Nelson Mandela's legacy is extraordinary in a world unable to cope with its diversity or temper its angst. No superlatives can do justice to this remarkable life. A man whose achievements are those of gods, yet he remained a simple and humble person to his last days. Many claim prerogative on his moral wisdom. Yet there is something original about Mandela and something uniquely African about him that can teach the world a lot.
While struggling against Apartheid and then bringing it down, Mandela maintained his core belief in the equality and dignity of all human beings irrespective of race, religion or gender. He added another element. Irrespective of action. In that he upheld the rhetoric many religions pronounce but rarely live by, many leaders say but rarely deliver. The ability to forgive and move on.
Mandela believed in the intrinsic goodness and innocence of most human beings. It was the system that he wanted to destroy, not the people. People become trapped in the systems they often create, either as perpetrators or victims. When freed, human beings have the capacity to change and readjust.
In bringing down Apartheid but refusing to start a witch hunt of the perpetrators, Mandela put in practice his belief. It was the end of the system that was the point of his closure, not punishing the guilty.
This is neither solely Christian, Gandhian or modern secular liberalism nor for that matter a claim that can be made uniquely by any other religion or philosophical school. Most of them have failed to show closure without revenge in their regions of dominance.
Revenge was rampant in the glory days of Christiandom; not to forget the crusades and lately right wing Christian movements' vociferous calling for the wars that US-UK start these days. Nor does it seem to be a deeply held belief of modern secular liberal worldview. It was the secular liberal press that provided moral support for the invasion of Iraq to bring the 'tyrant' Saddam down rather than find reconciliation.

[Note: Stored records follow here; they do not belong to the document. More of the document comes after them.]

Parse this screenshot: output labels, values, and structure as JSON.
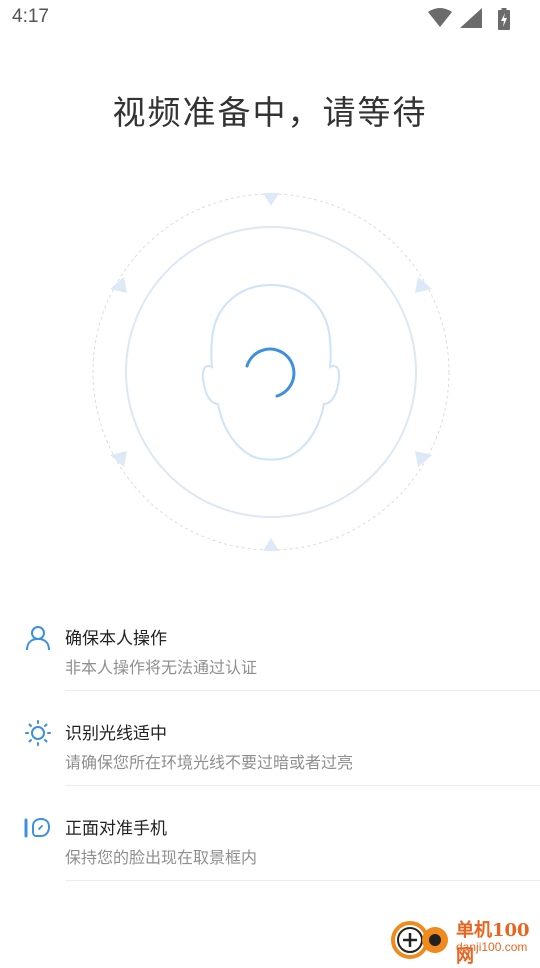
{
  "status_bar": {
    "time": "4:17",
    "icons": [
      "wifi-icon",
      "cell-signal-icon",
      "battery-charging-icon"
    ]
  },
  "title": "视频准备中，请等待",
  "scanner": {
    "state": "loading",
    "colors": {
      "ring": "#dfe8f3",
      "triangle": "#e4eefa",
      "face": "#cfe3f8",
      "spinner": "#3d8fe0"
    }
  },
  "tips": [
    {
      "icon": "person-icon",
      "title": "确保本人操作",
      "desc": "非本人操作将无法通过认证"
    },
    {
      "icon": "sun-icon",
      "title": "识别光线适中",
      "desc": "请确保您所在环境光线不要过暗或者过亮"
    },
    {
      "icon": "face-phone-icon",
      "title": "正面对准手机",
      "desc": "保持您的脸出现在取景框内"
    }
  ],
  "watermark": {
    "name": "单机100网",
    "url": "danji100.com",
    "color": "#e8641f"
  },
  "colors": {
    "accent": "#3d8fe0",
    "text": "#333333",
    "muted": "#8f8f8f"
  }
}
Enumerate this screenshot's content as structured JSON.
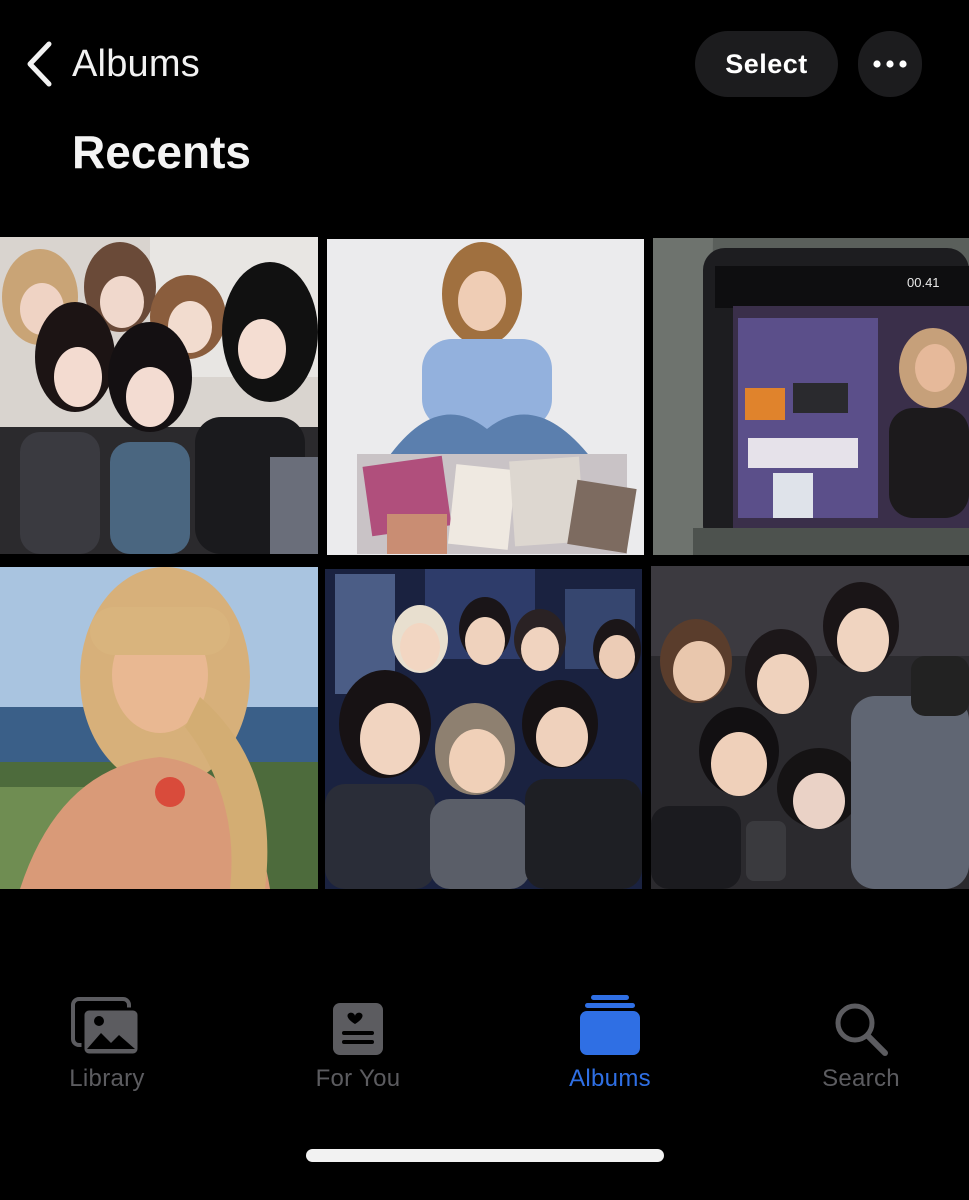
{
  "header": {
    "back_label": "Albums",
    "select_label": "Select",
    "more_icon": "ellipsis-icon"
  },
  "page_title": "Recents",
  "overlay": {
    "video_timer": "00.41"
  },
  "photos": [
    {
      "name": "photo-girl-group",
      "subject": "group-of-five-women"
    },
    {
      "name": "photo-woman-sitting",
      "subject": "woman-in-denim-with-magazines"
    },
    {
      "name": "photo-video-screen",
      "subject": "tablet-showing-video"
    },
    {
      "name": "photo-blonde-woman",
      "subject": "blonde-woman-by-sea"
    },
    {
      "name": "photo-boy-group-stage",
      "subject": "group-of-young-men-on-stage"
    },
    {
      "name": "photo-boy-group-dark",
      "subject": "group-of-young-men-dark-background"
    }
  ],
  "tabs": [
    {
      "label": "Library",
      "icon": "photo-library-icon",
      "active": false
    },
    {
      "label": "For You",
      "icon": "for-you-icon",
      "active": false
    },
    {
      "label": "Albums",
      "icon": "albums-icon",
      "active": true
    },
    {
      "label": "Search",
      "icon": "search-icon",
      "active": false
    }
  ],
  "colors": {
    "background": "#000000",
    "accent": "#2f6fe4",
    "inactive_tab": "#5c5c60",
    "button_bg": "#1c1c1e"
  }
}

Neither can Gandhian pundits claim Mandela's moral compass. Gandhi insisted on a peaceful struggle for decolonisation, condemned the insurgents whose actions weakened British resolve but then unsuccessfully tried negotiating support for British war effort in return for home rule. He even supported the war against Pakistan. Not quite a consistent peace philosophy.
Mandela did not acquiesce to authorities. He refused to distance himself from the armed struggle of African National Congress. In fact that prolonged his detention. He remained consistent.
Mandela did not denounce violence when he was weak only to take it up when he had access to arms. In the post Apartheid period when he and the ANC had control of the full coercive violent power of the modern State, he did everything to prevent revenge attacks against the white population.
What is even more significant, he prevented an all out communal violence between the common South African and the mighty Zulus whose leaders were still considering a separate country under King Buthelezi. It was his extraordinary political skills and wisdom together with qualities of the ANC that kept the country united and the transition peaceful. To have this much power yet seek peaceful routes to resolve differences makes him a unique and perhaps only one of a kind.
An equally remarkable act by the ANC under his leadership was the dismantling of the nuclear option whereas most post colonial and post oppressive countries have sought to develop it by any means.
Critics say that Mandela's decisions have ensured an affluent white class, a corrupt leadership and large number of black South Africans still living in dire poverty in the townships. One only has to look across Africa at other examples where independence was followed by disruption, violence and eventually despots. Their economies suffered, poverty became deeper and violence is always simmering under the surface.
South Africa has been spared the worst. Today it is one of the most stable economies in Africa, with perhaps the most stable political system and communities coexisting side by side. True there is a lot of progress to be made.
Mandela achieved what he set out to do. He brought Apartheid down without sacrificing his principles. He delivered his people through their most emotionally charged period and prevented reckless destruction of institutions. He kept his country united. He embraced peaceful routes when he was in total control of the means of violence. Having seen his country through this, he gave up power and lived peacefully like a common man. There is something very African about this deep wisdom.
In Africa they call this ecology of wisdom, Ubuntu. He was a true son of Africa and a true elder of Africans from whom there is much to learn. South Africa after him has the opportunity to continue the legacy of Ubuntu and teach the world about real African wisdom..